*** INPUT DATA Section Begins ***
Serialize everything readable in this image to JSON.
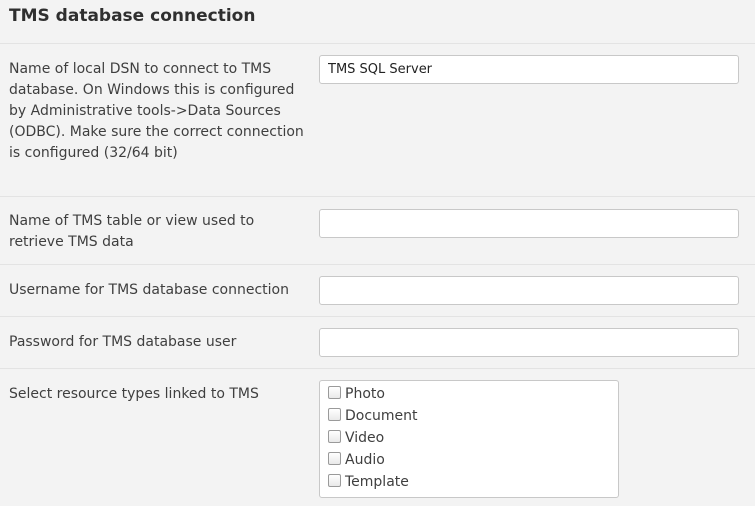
{
  "section": {
    "title": "TMS database connection"
  },
  "fields": {
    "dsn": {
      "label": "Name of local DSN to connect to TMS database. On Windows this is configured by Administrative tools->Data Sources (ODBC). Make sure the correct connection is configured (32/64 bit)",
      "value": "TMS SQL Server"
    },
    "table": {
      "label": "Name of TMS table or view used to retrieve TMS data",
      "value": ""
    },
    "username": {
      "label": "Username for TMS database connection",
      "value": ""
    },
    "password": {
      "label": "Password for TMS database user",
      "value": ""
    },
    "resource_types": {
      "label": "Select resource types linked to TMS",
      "options": [
        "Photo",
        "Document",
        "Video",
        "Audio",
        "Template"
      ]
    }
  }
}
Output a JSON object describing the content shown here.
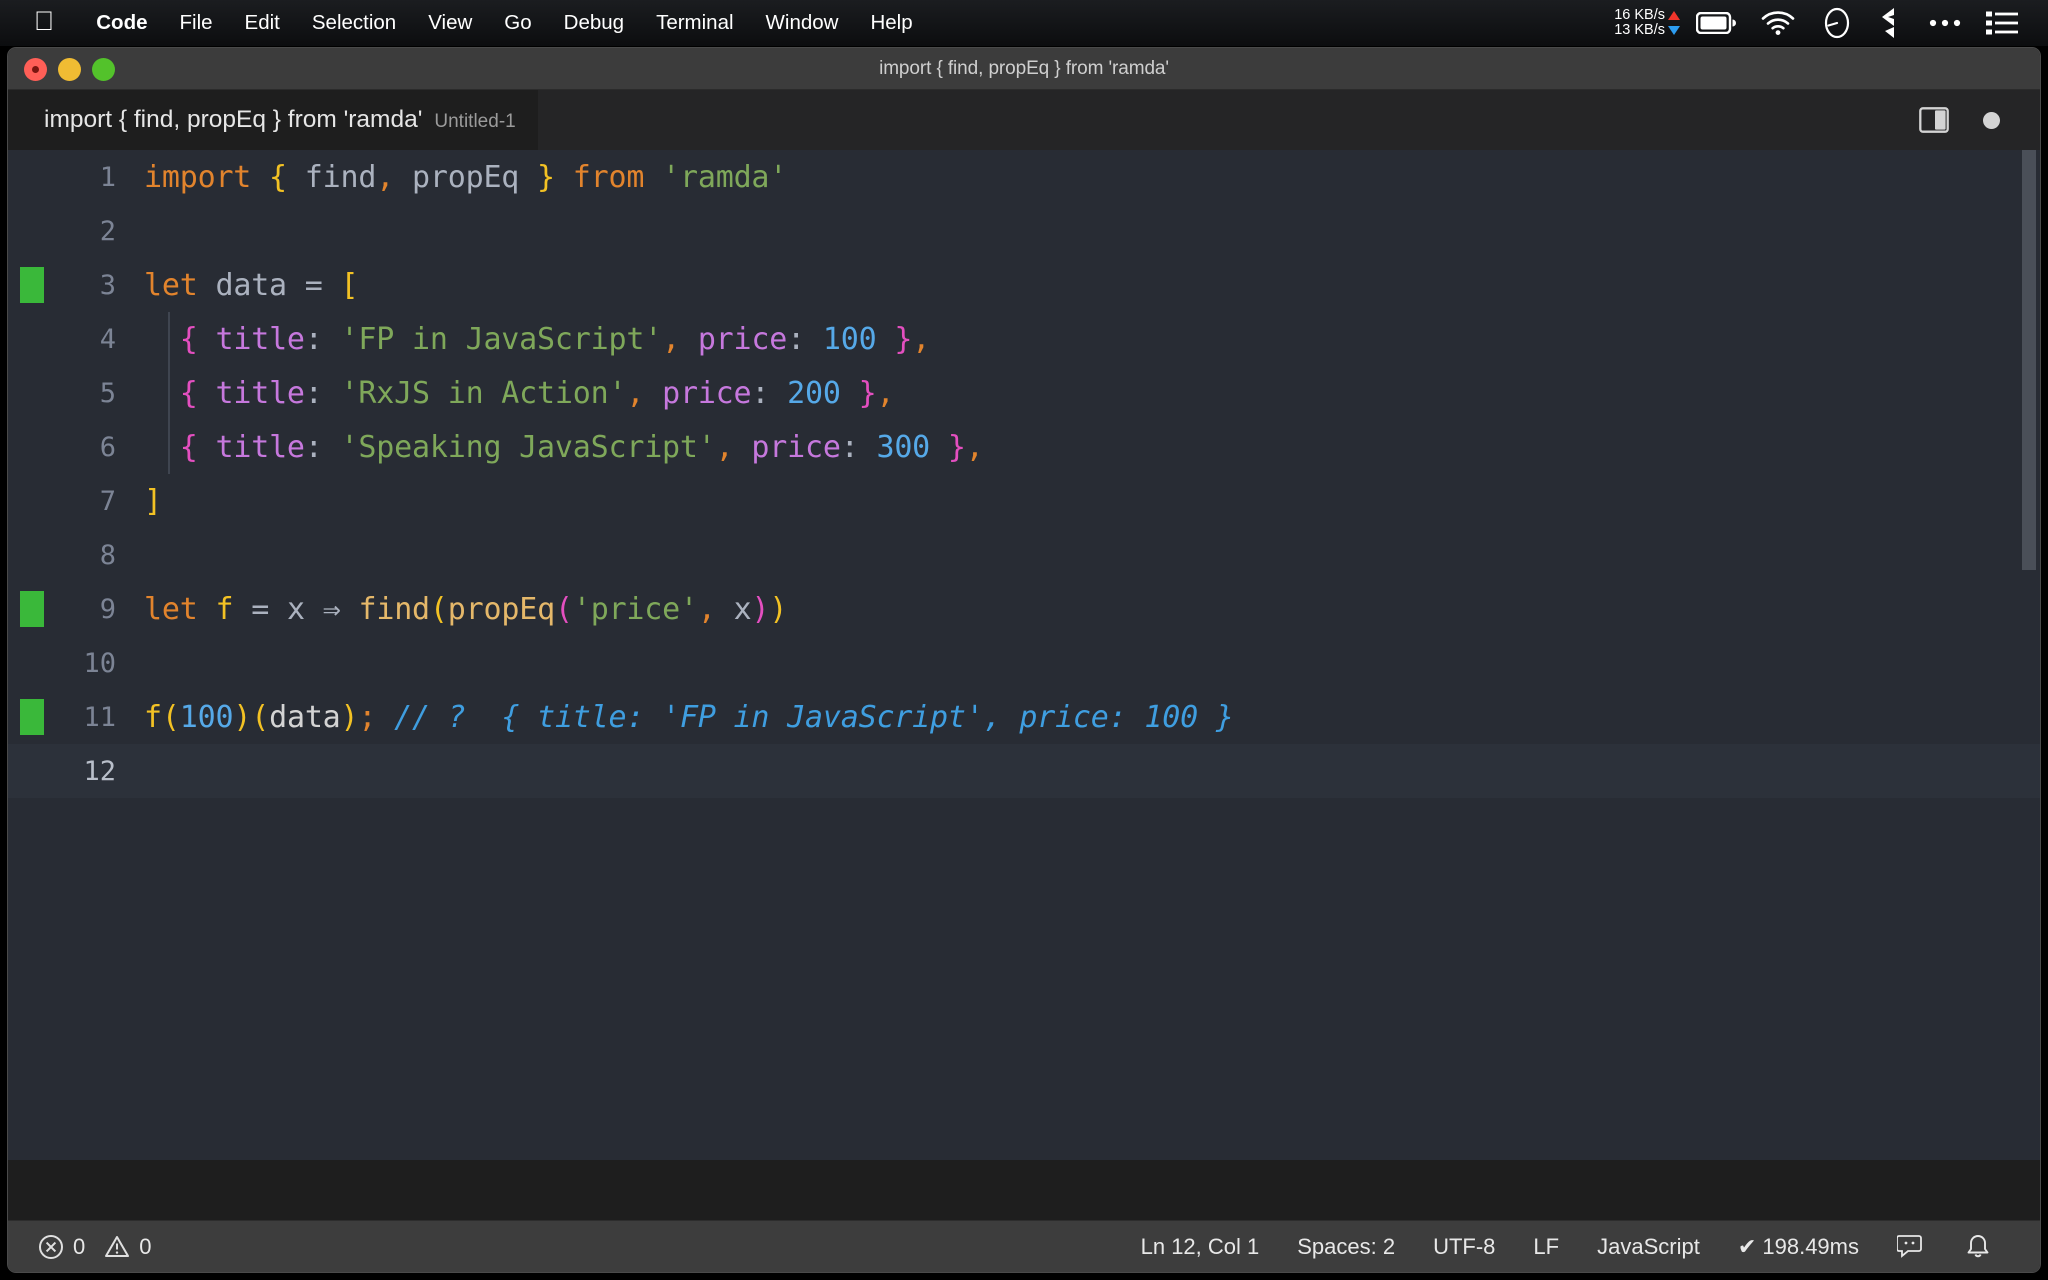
{
  "menubar": {
    "apple_icon": "apple-logo-icon",
    "items": [
      {
        "label": "Code",
        "bold": true
      },
      {
        "label": "File",
        "bold": false
      },
      {
        "label": "Edit",
        "bold": false
      },
      {
        "label": "Selection",
        "bold": false
      },
      {
        "label": "View",
        "bold": false
      },
      {
        "label": "Go",
        "bold": false
      },
      {
        "label": "Debug",
        "bold": false
      },
      {
        "label": "Terminal",
        "bold": false
      },
      {
        "label": "Window",
        "bold": false
      },
      {
        "label": "Help",
        "bold": false
      }
    ],
    "network": {
      "upload": "16 KB/s",
      "download": "13 KB/s"
    },
    "status_icons": [
      "battery-icon",
      "wifi-icon",
      "clock-icon",
      "dropbox-icon",
      "ellipsis-icon",
      "control-center-icon"
    ]
  },
  "window": {
    "title": "import { find, propEq } from 'ramda'",
    "traffic_lights": [
      "close-button",
      "minimize-button",
      "maximize-button"
    ]
  },
  "tab": {
    "name": "import { find, propEq } from 'ramda'",
    "subtitle": "Untitled-1",
    "split_editor_icon": "split-editor-icon",
    "unsaved_indicator": "unsaved-dot-icon"
  },
  "editor": {
    "line_numbers": [
      "1",
      "2",
      "3",
      "4",
      "5",
      "6",
      "7",
      "8",
      "9",
      "10",
      "11",
      "12"
    ],
    "current_line": 12,
    "git_added_lines": [
      3,
      9,
      11
    ],
    "code_lines": [
      "import { find, propEq } from 'ramda'",
      "",
      "let data = [",
      "  { title: 'FP in JavaScript', price: 100 },",
      "  { title: 'RxJS in Action', price: 200 },",
      "  { title: 'Speaking JavaScript', price: 300 },",
      "]",
      "",
      "let f = x ⇒ find(propEq('price', x))",
      "",
      "f(100)(data); // ? { title: 'FP in JavaScript', price: 100 }",
      ""
    ]
  },
  "statusbar": {
    "error_icon": "error-circle-icon",
    "error_count": "0",
    "warning_icon": "warning-triangle-icon",
    "warning_count": "0",
    "cursor_position": "Ln 12, Col 1",
    "indentation": "Spaces: 2",
    "encoding": "UTF-8",
    "eol": "LF",
    "language": "JavaScript",
    "runtime": "✔ 198.49ms",
    "feedback_icon": "feedback-smiley-icon",
    "notifications_icon": "bell-icon"
  },
  "colors": {
    "editor_bg": "#282c34",
    "tabbar_bg": "#252526",
    "titlebar_bg": "#3c3c3c",
    "statusbar_bg": "#3d3d3d",
    "git_added": "#3ab83a",
    "keyword": "#e2842d",
    "string": "#7fa85a",
    "number": "#56a9e8",
    "comment": "#3f9ee0",
    "property": "#c678dd"
  }
}
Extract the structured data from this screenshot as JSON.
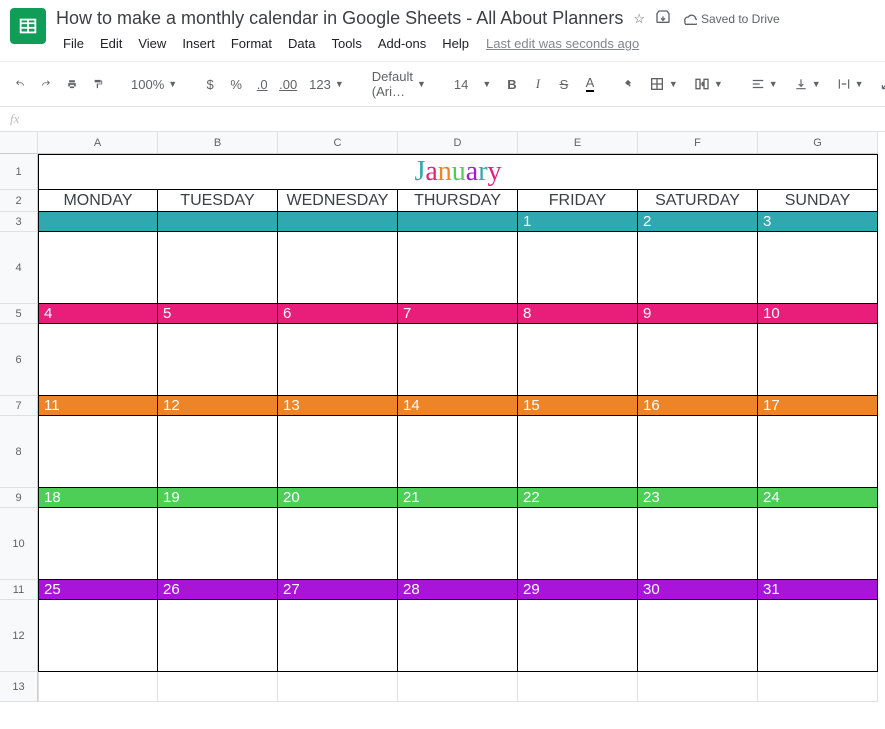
{
  "header": {
    "doc_title": "How to make a monthly calendar in Google Sheets - All About Planners",
    "saved_label": "Saved to Drive",
    "menu": [
      "File",
      "Edit",
      "View",
      "Insert",
      "Format",
      "Data",
      "Tools",
      "Add-ons",
      "Help"
    ],
    "last_edit": "Last edit was seconds ago"
  },
  "toolbar": {
    "zoom": "100%",
    "font": "Default (Ari…",
    "font_size": "14",
    "currency": "$",
    "percent": "%",
    "dec_dec": ".0",
    "dec_inc": ".00",
    "num_format": "123",
    "bold": "B",
    "italic": "I",
    "strike": "S",
    "text_color": "A"
  },
  "fx": "fx",
  "columns": [
    "A",
    "B",
    "C",
    "D",
    "E",
    "F",
    "G"
  ],
  "row_numbers": [
    "1",
    "2",
    "3",
    "4",
    "5",
    "6",
    "7",
    "8",
    "9",
    "10",
    "11",
    "12",
    "13"
  ],
  "calendar": {
    "month_letters": [
      {
        "t": "J",
        "c": "#2fa8b0"
      },
      {
        "t": "a",
        "c": "#e91e7a"
      },
      {
        "t": "n",
        "c": "#ed8427"
      },
      {
        "t": "u",
        "c": "#4dce57"
      },
      {
        "t": "a",
        "c": "#a815d8"
      },
      {
        "t": "r",
        "c": "#2fa8b0"
      },
      {
        "t": "y",
        "c": "#e91e7a"
      }
    ],
    "days": [
      "MONDAY",
      "TUESDAY",
      "WEDNESDAY",
      "THURSDAY",
      "FRIDAY",
      "SATURDAY",
      "SUNDAY"
    ],
    "weeks": [
      {
        "color": "c-teal",
        "dates": [
          "",
          "",
          "",
          "",
          "1",
          "2",
          "3"
        ]
      },
      {
        "color": "c-pink",
        "dates": [
          "4",
          "5",
          "6",
          "7",
          "8",
          "9",
          "10"
        ]
      },
      {
        "color": "c-orange",
        "dates": [
          "11",
          "12",
          "13",
          "14",
          "15",
          "16",
          "17"
        ]
      },
      {
        "color": "c-green",
        "dates": [
          "18",
          "19",
          "20",
          "21",
          "22",
          "23",
          "24"
        ]
      },
      {
        "color": "c-purple",
        "dates": [
          "25",
          "26",
          "27",
          "28",
          "29",
          "30",
          "31"
        ]
      }
    ]
  },
  "row_heights": {
    "title": 36,
    "dayhead": 22,
    "date": 20,
    "body": 72,
    "body_last": 60
  }
}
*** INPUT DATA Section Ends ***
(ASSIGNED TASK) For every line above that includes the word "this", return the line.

(RESULT OF THE EXERCISE)
Serialize everything readable in this image to JSON.
      "label": "Name of local DSN to connect to TMS database. On Windows this is configured by Administrative tools->Data Sources (ODBC). Make sure the correct connection is configured (32/64 bit)",
Extract the structured data from this screenshot as JSON.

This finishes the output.